Even in the case of healthcare organizations, which face periodic personnel shortages in administrative, clinical and support functions, persons with disabilities may not be sought after as willing, productive resources for employment.Obstacles to including the disabled in the pool of potential employees may be related to misperceptions about accommodation and healthcare costs, productivity losses, reliability of workers, how to access potential candidates and, in many communities, the lack of reliable transportation.While significant infrastructure investments and systematic process modifications may be needed to achieve organizational compliance with regulations such as included in the Americans with Disabilities Act, research suggests that the additional costs to accommodate employees with a disability may be minimal or nonexistent and that people with disabilities have lower rates of turnover and absenteeism (Job Accommodation Network, 2009).However, there is evidence that healthcare organizations may already be more likely to employ those with disabilities than are organizations in other sectors.For families with a loved one with a disability, a church’s lack of inclusion of individuals with disabilities could be a deterrent, Mizrahi says.“Nobody wants to be a part of a congregation that doesn’t welcome one of their family members,” Mizrahi states.The editors encourage readers to carefully search the site for all content related to the topic of interest and consult qualified local counsel to verify the status of specific statutes, laws, regulations, and precedential court holdings.

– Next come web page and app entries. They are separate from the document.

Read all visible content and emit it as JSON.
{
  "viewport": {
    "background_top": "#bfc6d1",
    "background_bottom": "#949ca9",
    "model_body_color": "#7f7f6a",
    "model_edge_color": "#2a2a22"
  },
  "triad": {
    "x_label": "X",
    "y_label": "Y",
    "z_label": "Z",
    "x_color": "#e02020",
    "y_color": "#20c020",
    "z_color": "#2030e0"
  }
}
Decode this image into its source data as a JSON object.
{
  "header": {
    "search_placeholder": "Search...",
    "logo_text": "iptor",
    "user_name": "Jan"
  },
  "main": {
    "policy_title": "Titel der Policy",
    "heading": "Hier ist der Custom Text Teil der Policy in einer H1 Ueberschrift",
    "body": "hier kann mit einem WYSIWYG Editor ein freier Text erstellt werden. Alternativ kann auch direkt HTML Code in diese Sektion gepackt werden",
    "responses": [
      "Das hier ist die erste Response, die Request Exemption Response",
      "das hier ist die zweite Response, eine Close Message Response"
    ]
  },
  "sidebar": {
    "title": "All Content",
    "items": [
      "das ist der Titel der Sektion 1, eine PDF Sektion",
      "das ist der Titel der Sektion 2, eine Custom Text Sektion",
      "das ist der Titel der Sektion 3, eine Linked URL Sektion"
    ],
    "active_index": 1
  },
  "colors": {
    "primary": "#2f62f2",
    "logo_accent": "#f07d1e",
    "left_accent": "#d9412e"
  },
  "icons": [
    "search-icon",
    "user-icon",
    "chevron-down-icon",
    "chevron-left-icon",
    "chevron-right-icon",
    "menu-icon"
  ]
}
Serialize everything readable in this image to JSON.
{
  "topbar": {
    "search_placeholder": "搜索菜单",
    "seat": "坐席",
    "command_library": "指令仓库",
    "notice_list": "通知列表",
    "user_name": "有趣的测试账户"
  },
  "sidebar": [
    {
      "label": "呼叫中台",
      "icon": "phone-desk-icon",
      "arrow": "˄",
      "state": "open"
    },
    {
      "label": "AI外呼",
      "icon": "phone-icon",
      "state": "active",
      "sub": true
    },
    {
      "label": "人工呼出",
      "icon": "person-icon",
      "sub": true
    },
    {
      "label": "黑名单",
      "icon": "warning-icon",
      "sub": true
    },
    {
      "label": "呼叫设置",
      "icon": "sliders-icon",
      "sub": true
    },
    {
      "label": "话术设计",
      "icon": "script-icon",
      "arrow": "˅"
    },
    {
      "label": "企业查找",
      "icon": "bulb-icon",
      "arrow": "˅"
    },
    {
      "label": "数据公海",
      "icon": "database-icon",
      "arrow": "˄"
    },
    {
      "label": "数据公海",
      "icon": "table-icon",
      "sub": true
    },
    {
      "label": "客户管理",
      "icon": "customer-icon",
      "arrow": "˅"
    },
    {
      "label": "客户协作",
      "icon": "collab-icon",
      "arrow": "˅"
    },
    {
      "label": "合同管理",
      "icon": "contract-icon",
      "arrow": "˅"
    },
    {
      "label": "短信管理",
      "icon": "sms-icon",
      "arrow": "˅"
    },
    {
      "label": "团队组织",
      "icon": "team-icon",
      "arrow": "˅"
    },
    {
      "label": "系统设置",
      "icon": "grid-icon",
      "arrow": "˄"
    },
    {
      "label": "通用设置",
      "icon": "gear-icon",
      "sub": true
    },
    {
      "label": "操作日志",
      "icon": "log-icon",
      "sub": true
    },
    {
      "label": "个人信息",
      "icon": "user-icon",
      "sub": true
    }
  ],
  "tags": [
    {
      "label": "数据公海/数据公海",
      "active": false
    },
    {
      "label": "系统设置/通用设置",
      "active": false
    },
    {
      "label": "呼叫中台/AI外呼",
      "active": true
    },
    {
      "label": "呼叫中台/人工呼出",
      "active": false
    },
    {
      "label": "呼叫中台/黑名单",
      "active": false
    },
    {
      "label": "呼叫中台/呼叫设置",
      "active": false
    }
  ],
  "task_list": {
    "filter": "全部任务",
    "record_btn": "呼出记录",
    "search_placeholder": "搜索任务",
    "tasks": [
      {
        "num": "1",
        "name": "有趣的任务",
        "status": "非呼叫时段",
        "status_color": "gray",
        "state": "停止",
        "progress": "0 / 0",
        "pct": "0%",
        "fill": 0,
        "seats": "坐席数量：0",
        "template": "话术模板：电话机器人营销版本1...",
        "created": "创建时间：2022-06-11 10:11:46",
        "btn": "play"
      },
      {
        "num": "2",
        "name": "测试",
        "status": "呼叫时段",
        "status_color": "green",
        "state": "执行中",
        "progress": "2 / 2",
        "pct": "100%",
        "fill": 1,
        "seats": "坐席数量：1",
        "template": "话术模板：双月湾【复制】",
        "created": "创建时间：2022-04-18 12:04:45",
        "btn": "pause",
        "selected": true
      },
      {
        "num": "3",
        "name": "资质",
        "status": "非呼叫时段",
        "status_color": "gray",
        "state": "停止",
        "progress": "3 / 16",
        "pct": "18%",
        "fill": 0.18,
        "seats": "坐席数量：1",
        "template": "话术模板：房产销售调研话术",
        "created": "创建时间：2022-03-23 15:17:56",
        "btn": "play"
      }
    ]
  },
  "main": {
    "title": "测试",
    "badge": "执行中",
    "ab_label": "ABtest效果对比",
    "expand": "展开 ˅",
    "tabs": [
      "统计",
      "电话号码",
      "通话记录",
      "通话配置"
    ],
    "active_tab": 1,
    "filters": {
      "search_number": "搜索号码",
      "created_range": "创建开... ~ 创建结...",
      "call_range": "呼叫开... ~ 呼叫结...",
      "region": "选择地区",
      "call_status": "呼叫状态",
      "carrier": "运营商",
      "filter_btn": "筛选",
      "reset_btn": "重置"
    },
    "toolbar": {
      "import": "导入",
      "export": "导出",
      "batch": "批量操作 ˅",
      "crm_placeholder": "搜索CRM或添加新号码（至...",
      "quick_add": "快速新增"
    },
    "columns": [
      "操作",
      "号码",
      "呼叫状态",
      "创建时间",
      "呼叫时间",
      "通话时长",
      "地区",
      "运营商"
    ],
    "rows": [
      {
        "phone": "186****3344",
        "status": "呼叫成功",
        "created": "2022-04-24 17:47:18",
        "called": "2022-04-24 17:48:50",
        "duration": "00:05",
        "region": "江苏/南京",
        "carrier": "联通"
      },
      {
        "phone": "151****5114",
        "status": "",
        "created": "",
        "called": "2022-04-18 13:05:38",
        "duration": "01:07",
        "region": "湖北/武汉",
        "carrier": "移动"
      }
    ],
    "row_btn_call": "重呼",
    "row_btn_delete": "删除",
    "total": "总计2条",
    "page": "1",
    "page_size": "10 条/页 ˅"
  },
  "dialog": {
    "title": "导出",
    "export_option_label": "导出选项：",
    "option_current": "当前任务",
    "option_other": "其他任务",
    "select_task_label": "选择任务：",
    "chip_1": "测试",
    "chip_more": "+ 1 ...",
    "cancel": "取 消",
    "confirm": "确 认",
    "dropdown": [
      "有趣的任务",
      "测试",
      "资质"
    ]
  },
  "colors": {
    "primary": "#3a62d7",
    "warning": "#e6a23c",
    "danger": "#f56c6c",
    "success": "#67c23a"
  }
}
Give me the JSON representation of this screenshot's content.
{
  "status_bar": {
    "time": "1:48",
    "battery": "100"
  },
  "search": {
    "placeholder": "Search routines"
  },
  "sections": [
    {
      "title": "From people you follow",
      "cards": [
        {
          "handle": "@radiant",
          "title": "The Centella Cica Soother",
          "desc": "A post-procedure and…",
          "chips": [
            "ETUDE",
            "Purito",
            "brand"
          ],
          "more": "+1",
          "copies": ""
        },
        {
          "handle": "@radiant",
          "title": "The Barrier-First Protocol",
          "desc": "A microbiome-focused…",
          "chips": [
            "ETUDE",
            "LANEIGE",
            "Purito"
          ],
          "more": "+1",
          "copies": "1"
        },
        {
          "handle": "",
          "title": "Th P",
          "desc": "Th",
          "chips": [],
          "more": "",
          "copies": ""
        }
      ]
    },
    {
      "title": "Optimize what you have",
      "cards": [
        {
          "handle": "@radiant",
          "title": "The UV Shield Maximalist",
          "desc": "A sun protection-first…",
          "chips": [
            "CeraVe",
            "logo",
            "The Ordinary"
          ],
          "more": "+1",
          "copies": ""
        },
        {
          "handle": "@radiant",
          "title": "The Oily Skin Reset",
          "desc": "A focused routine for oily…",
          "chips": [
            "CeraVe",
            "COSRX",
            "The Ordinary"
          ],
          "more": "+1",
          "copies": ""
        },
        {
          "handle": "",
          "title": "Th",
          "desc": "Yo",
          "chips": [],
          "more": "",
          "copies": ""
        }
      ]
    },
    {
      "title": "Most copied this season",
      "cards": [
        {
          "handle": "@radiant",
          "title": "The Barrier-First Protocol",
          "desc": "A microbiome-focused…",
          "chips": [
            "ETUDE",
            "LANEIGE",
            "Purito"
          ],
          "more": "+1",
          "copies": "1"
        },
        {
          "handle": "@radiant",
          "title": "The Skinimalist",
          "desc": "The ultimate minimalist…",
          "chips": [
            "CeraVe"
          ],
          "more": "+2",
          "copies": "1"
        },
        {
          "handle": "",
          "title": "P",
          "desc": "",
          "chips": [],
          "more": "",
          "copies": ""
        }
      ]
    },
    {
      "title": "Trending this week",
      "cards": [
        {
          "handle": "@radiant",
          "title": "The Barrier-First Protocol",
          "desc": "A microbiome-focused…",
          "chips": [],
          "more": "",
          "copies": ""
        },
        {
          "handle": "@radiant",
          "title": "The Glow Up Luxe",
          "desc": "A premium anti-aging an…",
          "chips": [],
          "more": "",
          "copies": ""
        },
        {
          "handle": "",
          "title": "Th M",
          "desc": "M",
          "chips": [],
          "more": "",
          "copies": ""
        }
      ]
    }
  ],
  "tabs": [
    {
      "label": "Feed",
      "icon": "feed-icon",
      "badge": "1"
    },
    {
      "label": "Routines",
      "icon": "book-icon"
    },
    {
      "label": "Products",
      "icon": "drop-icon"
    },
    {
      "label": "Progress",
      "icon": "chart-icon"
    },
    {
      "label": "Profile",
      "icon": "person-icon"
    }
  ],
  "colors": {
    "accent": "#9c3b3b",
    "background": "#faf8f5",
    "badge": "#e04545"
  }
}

The prevalence of disability among healthcare workers creates a particular responsibility for healthcare executives to be vigilant in ensuring ongoing opportunities for persons with disabilities while fostering an inclusive environment with equitable workplace treatment for all.
There are “a lot of reasons” for exempt organizations to comply with the ADA, says Jennifer Laszlo Mizrahi, President and CEO of Respect Ability, a nonprofit dedicated to improving the lives of people living with disabilities.
Mizrahi says: I’m a firm believer that there’s an equal spark of God in every human being and that every soul is equal and to discriminate against people with disabilities is to deny somebody’s soul, to deny somebody’s faith, to worth and value as they connect to God and spirituality and their faith community.
“One out of every five American has a disability, and most disabilities—most people with disabilities—you can’t see their disability,” Mizrahi explains.
“It is a massive loss for churches if they don’t have people with disabilities in their congregation.” It’s not just these one-in-five Americans who are affected when churches do not comply with ADA guidelines.
“If the property is used or rented by a nonreligious organization,” Anthony explains, then that organization will “have to meet the ADA requirements.” If, for example, a charter school were to use the church facility and make changes to it in order for the school to become ADA compliant, the church’s compliance status would be affected.